** Dataset extract **
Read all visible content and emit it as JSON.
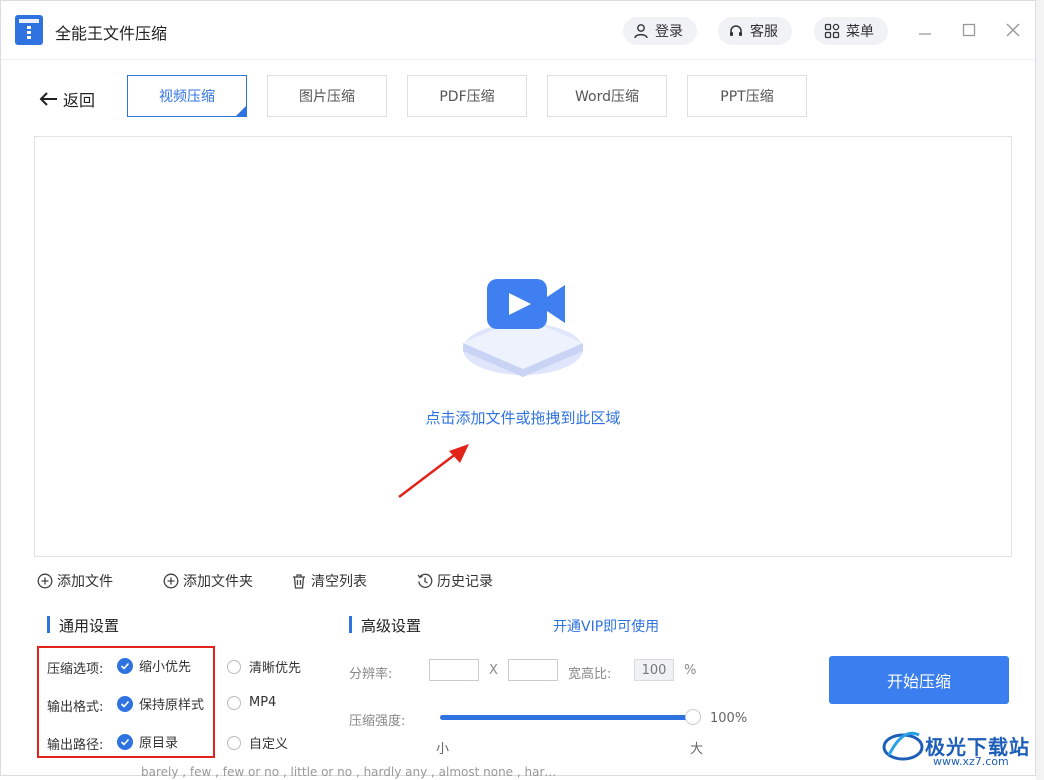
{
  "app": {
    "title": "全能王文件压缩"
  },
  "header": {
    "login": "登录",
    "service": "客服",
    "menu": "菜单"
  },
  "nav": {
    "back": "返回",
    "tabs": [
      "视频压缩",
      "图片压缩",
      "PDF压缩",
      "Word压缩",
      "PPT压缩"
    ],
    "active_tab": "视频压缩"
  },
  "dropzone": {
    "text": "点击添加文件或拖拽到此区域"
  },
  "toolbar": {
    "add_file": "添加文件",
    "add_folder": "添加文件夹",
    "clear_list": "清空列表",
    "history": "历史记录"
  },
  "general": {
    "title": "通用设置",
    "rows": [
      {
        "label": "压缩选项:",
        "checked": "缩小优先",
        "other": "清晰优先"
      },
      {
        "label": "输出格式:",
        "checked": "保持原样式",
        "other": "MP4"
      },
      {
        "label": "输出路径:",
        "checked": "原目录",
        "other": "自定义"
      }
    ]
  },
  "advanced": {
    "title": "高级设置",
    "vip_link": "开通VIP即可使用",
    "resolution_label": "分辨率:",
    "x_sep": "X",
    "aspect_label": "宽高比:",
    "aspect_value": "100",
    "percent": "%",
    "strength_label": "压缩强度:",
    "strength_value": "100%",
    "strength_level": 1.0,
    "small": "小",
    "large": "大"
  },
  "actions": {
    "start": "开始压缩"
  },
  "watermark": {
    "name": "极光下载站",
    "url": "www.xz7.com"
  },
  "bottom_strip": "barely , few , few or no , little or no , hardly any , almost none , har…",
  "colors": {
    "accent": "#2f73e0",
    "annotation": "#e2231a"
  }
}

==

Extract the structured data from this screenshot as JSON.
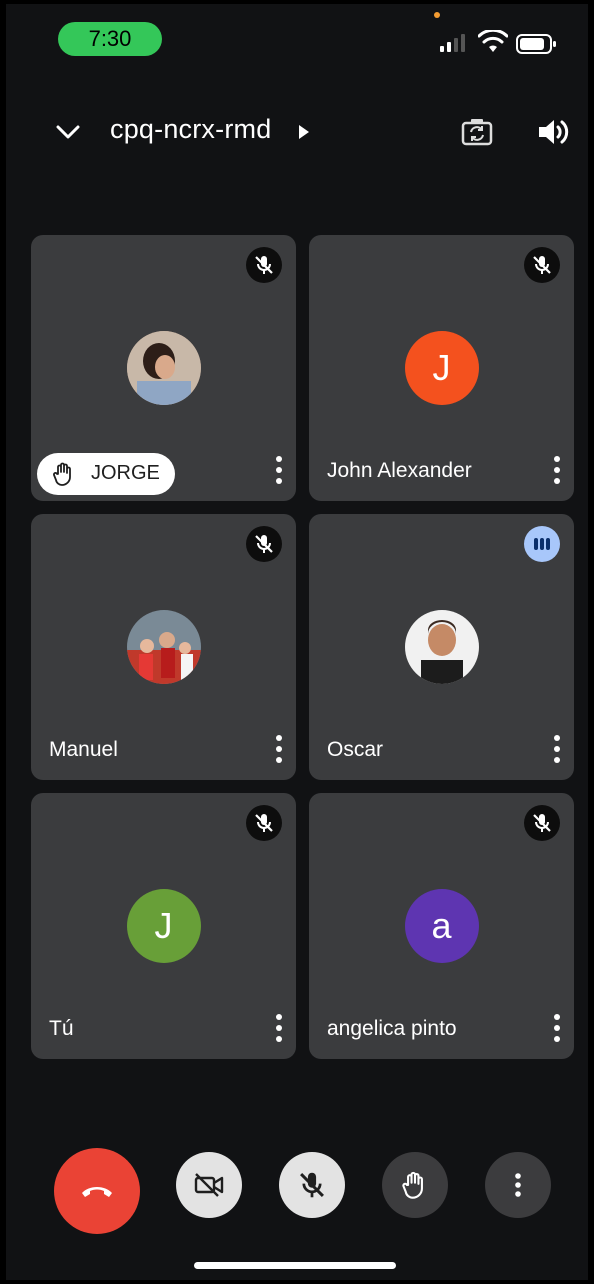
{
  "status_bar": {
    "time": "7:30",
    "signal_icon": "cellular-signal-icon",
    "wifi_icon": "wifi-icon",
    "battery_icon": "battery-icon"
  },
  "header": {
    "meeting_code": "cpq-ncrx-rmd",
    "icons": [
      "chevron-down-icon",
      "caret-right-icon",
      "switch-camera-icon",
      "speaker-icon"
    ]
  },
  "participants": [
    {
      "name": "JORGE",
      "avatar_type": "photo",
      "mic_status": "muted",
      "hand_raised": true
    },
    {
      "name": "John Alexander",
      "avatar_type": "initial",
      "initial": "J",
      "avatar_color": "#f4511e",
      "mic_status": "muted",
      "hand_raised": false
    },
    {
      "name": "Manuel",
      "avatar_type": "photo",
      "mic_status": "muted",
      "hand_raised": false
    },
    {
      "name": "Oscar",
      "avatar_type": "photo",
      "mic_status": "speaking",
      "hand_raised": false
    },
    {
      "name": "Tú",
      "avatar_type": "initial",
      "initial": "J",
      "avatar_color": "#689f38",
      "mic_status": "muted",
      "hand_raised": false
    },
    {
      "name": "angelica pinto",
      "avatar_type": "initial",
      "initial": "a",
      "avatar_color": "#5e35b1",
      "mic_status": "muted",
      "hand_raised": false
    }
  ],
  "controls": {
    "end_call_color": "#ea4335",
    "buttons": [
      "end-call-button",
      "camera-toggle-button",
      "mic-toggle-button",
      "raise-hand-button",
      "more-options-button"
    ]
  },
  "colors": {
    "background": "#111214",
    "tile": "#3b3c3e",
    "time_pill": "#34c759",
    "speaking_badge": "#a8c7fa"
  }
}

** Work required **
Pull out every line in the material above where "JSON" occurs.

** Completed exercise **
Read all visible content and emit it as JSON.
Extract the structured data from this screenshot as JSON.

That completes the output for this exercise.